That date is set, at least the general vicinity is. During the first week of June HBO Max will roll out a new version of the service alongside the ad-free offering. The ad-supported version of HBO Max will be identical to the ad-free version, save one thing. The new version, which will cost $9.99 will not have access to movies when they hit the theaters. So subscribers can think of the difference as the cost of prepaying for a current movie that they can watch for a month.
But here is the kicker. in 2022 the differences between the services will not seem nearly as big. Because the Warner Media service will not be streaming the 2022 slate of big-screen movies on the service. The move was made for 2021 due to the lack of exhibition opportunities because of theater closures during the COVID-19 pandemic. All studios either had to hold off on projects or release them on TV in some way and Warner used it as a way to create buzz for its service.
But once we enter a new year that window will close and leave users with a very clear choice. Watch content with or without commercials.
Do consumers want an ad-supported HBO?
That is a key question. HBO has never had ads before. It’s shows are not filmed for TV with obvious built-in ad-breaks. So putting ads on HBO content will be more like breaking up a movie on TV. Warner media has plenty of people with experience in that arena due to the fact that it also owns TNT, TBS, TCM and CNN. But its customers do not. Are there a bunch of potential customers saying “I really love what HBO Max does, but it’s too expensive. I would watch ads if I could pay less”.
Other streaming services that offer ad-supported and ad-free packages either started off with advertisements like Hulu did or launch with both versions available like the new Discovery+ service, or CBS All-Access/Paramount+. Hulu made the move to be more like Netflix and answer customer demand. But to date, there has never been a streaming service that asked customers who were not used to watching ads to do so. Ad-free is marketed sort of like an upgrade to an existing service. So adding them might seem like a downgrade. Is an ad-free experience worth less than a value meal at Wendy’s?
For Warner, it is likely a win-win. If customers do choose to pay for ads then they will still be subscribers and provide a whole new revenue stream via the ads. If customers who already subscribe stay on the ad-free tier then the company continues to make money off of them. And better yet it might entice customers who have never paid for the service to check it out.

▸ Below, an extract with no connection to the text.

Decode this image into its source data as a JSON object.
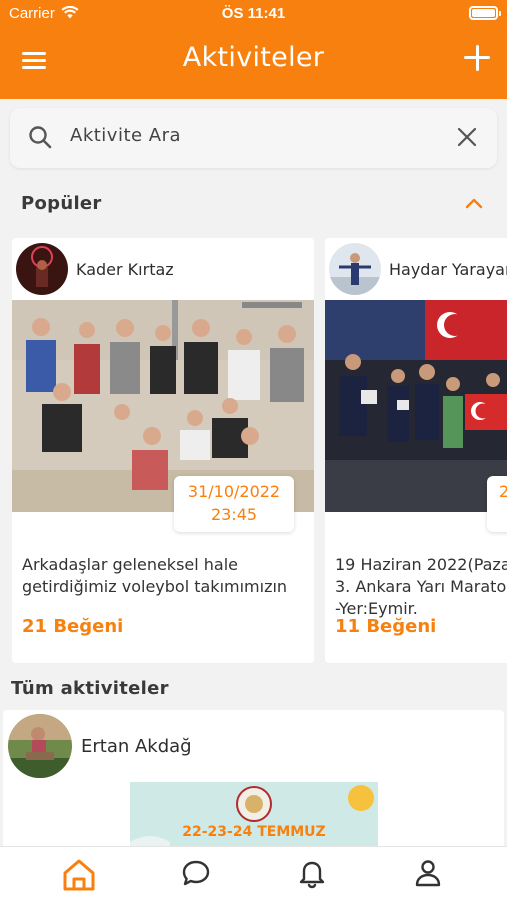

Do you plan to get the service when it launches? Tell us in the comments.